His description of “witnessing his own bias” reminds me of this scene in Crash. What if he had not paid attention to the woman and she had been hurt by the man who was approaching her, independent of whether that man was black, white or purple? Isn’t a healthy amount of fear to protect fellow citizens warranted, as long as we recognize that we should be diligent about watching out for others independent of race? And also make an effort to recognize where our biases originate, whether it is the media, personal experience, or lack of exposure? https://youtu.be/_QXyyj1RiCE
Thank you for your comment. It is true that we all should remain diligent and aware of our surroundings lest we become lions food, we should still understand that there is a difference between diligence and an immediate perception of danger at the sight of one based on race. I believe what Mr. Somerville is saying here is that he does not believe he would have had the same concern for the woman's safety if the man were white.
As a woman I would hope that someone would keep an eye out for me if the person approaching me were black, white, red, yellow or blue. What do you think of the scene from Crash, Mr. Quincy. Is it one that supports the cause of racial bias awareness or gives us pause to recognize the role that bias has in protecting us?
Studies show that if a white man were going to attack you, the likelihood someone would be watching him to protect you is far less than if he were black. The scene from crash is interesting and hopefully not a premonition of what I’m going to do on my 10AM bike ride on the island of Alameda tomorrow. My friend Brian has taken a new interest in riding bicycles because he says he feels he can ride away from racism on his bike. I bet he only rides 90 min! Anyway, Racism is pretty fast!!
I think about that scene you mention all the time when I think about bias and race relations. The black man says that he is upset about not receiving service when he didn’t pay for the coffee or tip at all, but he didn’t tip because he received horrible service, so what comes first, the chicken or the egg? Is the black waitress justified in not providing the same level of service since he didn’t tip? The white woman and white man glanced to the side and got closer to each other when they saw the two black men approaching, and were accused by the black men of demonstrating bias towards blacks, and then the black men in the scene do indeed perform violent acts to justify that they should indeed have been concerned. You can see this same juxtaposition of the good and bad and how they play out with race relations and bias in the police force in these three scenes in the movie: https://youtu.be/EtvbEtPIGiA AND https://youtu.be/oUTQFpVOWGE.
And https://youtu.be/GDrnSzfL-aI when he had had enough

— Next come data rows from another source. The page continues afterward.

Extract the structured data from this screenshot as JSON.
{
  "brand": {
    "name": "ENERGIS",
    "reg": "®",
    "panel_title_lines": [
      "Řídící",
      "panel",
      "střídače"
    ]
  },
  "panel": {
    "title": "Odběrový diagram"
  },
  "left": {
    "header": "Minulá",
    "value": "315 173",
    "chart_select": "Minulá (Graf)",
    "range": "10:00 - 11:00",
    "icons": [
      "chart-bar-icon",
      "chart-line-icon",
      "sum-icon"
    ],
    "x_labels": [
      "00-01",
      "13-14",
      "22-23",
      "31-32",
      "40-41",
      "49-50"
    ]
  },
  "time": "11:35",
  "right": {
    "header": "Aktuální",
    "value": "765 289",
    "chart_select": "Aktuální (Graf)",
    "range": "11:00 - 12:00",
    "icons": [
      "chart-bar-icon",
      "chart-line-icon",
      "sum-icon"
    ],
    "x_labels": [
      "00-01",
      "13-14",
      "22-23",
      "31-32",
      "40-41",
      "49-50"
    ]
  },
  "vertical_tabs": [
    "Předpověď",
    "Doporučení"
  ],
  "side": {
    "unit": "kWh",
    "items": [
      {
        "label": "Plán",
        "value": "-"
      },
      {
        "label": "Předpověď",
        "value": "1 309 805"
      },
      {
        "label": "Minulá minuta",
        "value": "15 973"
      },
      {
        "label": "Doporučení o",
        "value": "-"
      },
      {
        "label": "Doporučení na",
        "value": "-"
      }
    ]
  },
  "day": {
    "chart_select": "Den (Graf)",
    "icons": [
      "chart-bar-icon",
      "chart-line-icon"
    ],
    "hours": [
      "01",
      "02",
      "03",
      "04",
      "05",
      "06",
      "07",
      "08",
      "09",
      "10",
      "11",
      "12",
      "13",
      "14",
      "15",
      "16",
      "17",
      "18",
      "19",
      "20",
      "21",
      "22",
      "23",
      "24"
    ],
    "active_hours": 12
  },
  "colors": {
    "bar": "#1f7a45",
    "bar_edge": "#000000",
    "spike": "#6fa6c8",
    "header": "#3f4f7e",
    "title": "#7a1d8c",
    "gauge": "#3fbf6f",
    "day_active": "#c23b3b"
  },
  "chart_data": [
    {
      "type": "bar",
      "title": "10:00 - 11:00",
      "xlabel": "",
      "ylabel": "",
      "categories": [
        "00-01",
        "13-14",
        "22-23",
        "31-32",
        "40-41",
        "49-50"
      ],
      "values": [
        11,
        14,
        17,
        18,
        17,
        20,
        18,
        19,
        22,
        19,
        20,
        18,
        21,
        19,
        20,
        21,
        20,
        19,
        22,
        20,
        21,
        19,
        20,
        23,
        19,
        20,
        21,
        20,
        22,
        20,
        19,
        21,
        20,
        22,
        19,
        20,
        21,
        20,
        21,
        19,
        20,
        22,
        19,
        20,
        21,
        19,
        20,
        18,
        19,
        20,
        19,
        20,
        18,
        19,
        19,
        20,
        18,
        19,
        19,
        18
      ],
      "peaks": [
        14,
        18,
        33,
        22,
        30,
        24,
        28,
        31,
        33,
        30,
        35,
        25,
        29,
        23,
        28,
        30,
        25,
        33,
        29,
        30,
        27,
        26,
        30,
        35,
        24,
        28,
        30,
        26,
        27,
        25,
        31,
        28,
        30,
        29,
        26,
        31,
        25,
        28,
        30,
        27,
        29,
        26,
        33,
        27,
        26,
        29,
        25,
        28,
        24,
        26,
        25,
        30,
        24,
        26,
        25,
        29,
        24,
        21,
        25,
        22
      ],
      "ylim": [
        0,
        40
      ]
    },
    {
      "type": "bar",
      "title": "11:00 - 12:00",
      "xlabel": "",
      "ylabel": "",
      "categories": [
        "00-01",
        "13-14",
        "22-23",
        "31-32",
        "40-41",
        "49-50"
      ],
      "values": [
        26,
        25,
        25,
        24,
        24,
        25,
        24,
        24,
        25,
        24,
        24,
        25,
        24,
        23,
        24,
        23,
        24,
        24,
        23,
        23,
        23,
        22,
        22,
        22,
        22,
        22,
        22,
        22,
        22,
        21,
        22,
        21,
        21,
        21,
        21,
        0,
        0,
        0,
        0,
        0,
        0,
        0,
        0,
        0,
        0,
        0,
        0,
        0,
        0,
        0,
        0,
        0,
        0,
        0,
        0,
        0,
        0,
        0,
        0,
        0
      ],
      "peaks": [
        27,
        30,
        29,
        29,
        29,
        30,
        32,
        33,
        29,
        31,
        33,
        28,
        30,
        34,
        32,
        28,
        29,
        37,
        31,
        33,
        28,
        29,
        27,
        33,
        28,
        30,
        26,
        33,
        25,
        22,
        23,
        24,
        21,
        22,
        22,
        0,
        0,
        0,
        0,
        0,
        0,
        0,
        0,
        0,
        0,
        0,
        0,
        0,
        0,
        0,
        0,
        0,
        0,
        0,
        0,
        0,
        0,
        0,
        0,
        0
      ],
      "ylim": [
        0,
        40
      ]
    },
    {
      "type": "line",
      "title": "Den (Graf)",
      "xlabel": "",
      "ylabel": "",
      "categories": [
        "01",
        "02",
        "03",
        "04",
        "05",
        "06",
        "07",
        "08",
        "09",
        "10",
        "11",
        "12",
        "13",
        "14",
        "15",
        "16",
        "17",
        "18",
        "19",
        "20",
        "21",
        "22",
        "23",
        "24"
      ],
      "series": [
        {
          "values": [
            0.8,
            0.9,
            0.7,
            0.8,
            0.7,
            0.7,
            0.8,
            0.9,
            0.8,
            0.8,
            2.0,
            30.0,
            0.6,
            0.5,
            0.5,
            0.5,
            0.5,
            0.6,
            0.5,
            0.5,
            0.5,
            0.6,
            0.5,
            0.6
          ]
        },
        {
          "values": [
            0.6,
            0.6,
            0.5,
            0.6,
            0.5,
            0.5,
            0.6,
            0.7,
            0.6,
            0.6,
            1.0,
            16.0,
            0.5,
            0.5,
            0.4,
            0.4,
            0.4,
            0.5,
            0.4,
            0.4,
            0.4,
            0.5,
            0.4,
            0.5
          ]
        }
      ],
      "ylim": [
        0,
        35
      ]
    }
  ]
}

Thank you for your comment. It is true that we appear to be in a sort of cycle of behavior, justification etc. I believe a closer look will reveal who has the power to end the cycle. In the first scene, Holywood undoubtedly took its liberties with the law in that they are in California and when he says he is stopping them for "Wreckless Endangerment" there was no such evidence of that crime. Also, when he said they were performing "Lewd" acts in public he was incorrect according to the California Penal code. In the car is not in public becasue it involves a reasonable expectation of privacy. So the officers in this case did not have a lawful right to pull them over in the first place. That stop led to the frisking of the wife which led to the main charater arming himself and potentially being killed by the police who, at that point would have been justified in shooting him. (If he drew the gun of course.)
I think it is important to look at more than the instant situation at hand but how the parties arrived there in the first place. Things tend to clear up a bit with that analysis.
Regarding the guys on the street, it was an interesting twist but real crime statistics do not support the very holywood'ish idea of two black men going into a mostly white area and carjacking someone. A scene like this one, while entertaining, purpetuates a dangerous and fear causing narrative of the criminal black man targeting whites. Look up "The Great Train Robbery."
I do not see the connection with race in the 1903 short film by Thomas Edison that you refer to. Could you please clarify?
I meant Birth of a Nation. :) Thanks for the correction. Sounds like you are familiar.